[Opening Excerpted records section]

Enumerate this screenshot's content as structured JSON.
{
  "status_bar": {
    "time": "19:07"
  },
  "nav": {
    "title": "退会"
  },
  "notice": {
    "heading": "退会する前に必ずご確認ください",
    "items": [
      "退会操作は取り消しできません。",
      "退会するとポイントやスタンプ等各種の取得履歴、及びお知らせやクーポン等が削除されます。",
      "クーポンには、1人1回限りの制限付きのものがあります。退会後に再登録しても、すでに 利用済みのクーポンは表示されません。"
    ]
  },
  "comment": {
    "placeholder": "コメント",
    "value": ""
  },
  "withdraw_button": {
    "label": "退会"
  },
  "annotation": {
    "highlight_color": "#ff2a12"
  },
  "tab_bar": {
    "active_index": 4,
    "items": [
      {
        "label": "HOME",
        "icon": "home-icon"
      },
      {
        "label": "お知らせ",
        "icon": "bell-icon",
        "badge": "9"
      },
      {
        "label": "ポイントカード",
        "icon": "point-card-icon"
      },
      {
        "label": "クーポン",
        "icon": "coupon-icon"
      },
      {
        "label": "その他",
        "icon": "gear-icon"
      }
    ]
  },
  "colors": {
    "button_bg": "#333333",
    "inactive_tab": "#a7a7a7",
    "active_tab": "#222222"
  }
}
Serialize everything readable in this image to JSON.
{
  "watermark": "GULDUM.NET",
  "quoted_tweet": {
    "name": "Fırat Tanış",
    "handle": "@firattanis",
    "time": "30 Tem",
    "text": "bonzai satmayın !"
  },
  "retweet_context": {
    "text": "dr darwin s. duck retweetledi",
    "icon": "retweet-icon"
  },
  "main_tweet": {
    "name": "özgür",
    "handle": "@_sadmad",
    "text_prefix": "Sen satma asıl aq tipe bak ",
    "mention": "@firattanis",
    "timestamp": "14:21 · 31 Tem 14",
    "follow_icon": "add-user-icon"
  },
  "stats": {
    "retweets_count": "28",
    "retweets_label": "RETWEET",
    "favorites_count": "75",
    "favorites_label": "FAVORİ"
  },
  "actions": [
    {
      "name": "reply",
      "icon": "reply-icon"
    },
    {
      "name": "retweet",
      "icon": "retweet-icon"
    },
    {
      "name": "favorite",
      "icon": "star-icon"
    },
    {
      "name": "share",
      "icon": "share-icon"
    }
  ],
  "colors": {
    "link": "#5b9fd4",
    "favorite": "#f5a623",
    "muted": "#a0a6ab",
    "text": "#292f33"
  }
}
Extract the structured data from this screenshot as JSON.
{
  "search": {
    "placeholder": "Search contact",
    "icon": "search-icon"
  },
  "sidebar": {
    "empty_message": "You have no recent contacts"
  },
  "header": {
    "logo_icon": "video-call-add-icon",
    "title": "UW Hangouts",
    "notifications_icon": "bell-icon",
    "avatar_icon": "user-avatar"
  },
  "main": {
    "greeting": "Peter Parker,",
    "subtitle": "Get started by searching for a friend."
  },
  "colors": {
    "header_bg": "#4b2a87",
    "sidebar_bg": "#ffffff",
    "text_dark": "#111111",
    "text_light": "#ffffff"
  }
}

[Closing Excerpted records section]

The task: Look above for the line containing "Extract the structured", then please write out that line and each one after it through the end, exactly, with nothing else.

Written response:
Extract the structured data from this screenshot as JSON.
{
  "search": {
    "placeholder": "Search contact",
    "icon": "search-icon"
  },
  "sidebar": {
    "empty_message": "You have no recent contacts"
  },
  "header": {
    "logo_icon": "video-call-add-icon",
    "title": "UW Hangouts",
    "notifications_icon": "bell-icon",
    "avatar_icon": "user-avatar"
  },
  "main": {
    "greeting": "Peter Parker,",
    "subtitle": "Get started by searching for a friend."
  },
  "colors": {
    "header_bg": "#4b2a87",
    "sidebar_bg": "#ffffff",
    "text_dark": "#111111",
    "text_light": "#ffffff"
  }
}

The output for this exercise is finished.